Bridges NA., Hindmarsh PC., Matthews DR., Brook CG.
We have examined the effect of using different pulse frequencies of exogenous GnRH to induce puberty and the time relationship among LH, FSH, sex steroids, and GH in these individuals. Five girls and three boys with delayed puberty received exogenous GnRH at either 3-h frequency (slow) or every 45 min (fast). Treatment was initially given overnight and increased to 24 h when breast stage 3 in girls or testicular volume of 10 mL in boys was attained. Twenty-four-hour gonadotropin profiles were performed after 5 days, 1 month, 3 months, 6 months, and 1 yr of treatment.
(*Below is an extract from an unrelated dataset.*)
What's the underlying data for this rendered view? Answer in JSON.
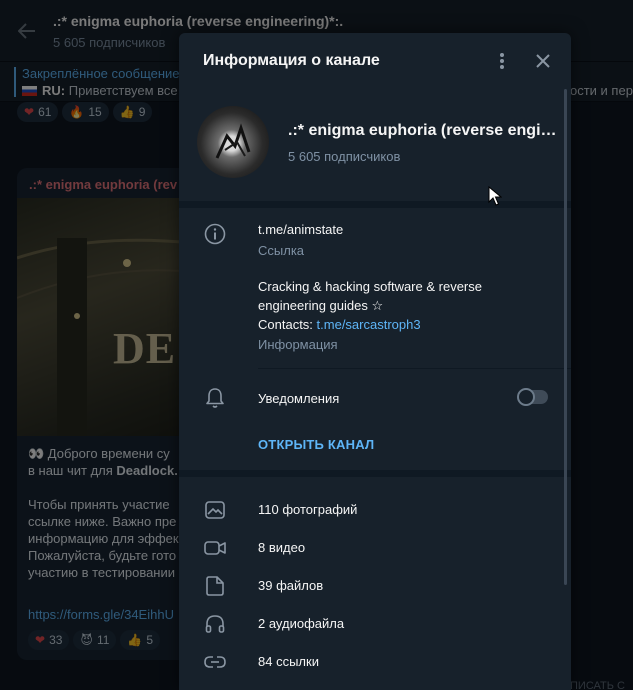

Temporal relationships among LH, FSH, and estradiol; LH and testosterone; GH and estradiol; and GH and testosterone were examined by cross-correlation. There was no difference in the rate of pubertal progress between the groups. Mean serum gonadotropin and sex steroid levels did not differ. LH was correlated with estradiol for both groups at 240 min (slow group, r = 0.54; fast group, r = 0.50). Estradiol correlated with LH at 300 min in the slow group (r = -0.41) and 200 min in the fast group (r = -0.37). FSH correlated with estradiol at 140 min in the slow group (r = 0.62) and 160 min in the fast group (r = 0.50). A rise in estradiol occurred 140-160 min after a rise in FSH and 240 min after a rise in LH. A rise in estradiol was followed 200-300 min later by a fall in LH. LH was correlated with testosterone at 60 min in the slow group (r = 0.73) and at 40 min in the fast group (r = 0.55). Testosterone correlated with LH at 420 min in the slow (r = -0.67) and 460 min in the fast group (r = -0.40). A rise in LH was followed 40-60 min later by a rise in testosterone. A rise in testosterone was followed by fall in LH 420-460 min later. GH correlated with estradiol at 320 min in the slow group (r = 0.37) and 380 min in the fast group (r = 0.38). A rise in GH was followed, after 320-380 min, by a rise in estradiol. There was a correlation between GH and testosterone in the slow group after 280 min (r = 0.44). A rise in GH was followed by a rise in testosterone after 280 min. The pituitary-gonadal axis is sufficiently robust to allow puberty to progress with different fixed pulse frequencies. There is a temporal relationship among LH, FSH, and estradiol secretion and between LH and testosterone secretion. We have demonstrated the feedback effect of sex steroids at the level of the pituitary and the time course of the effect of GH on gonadal function.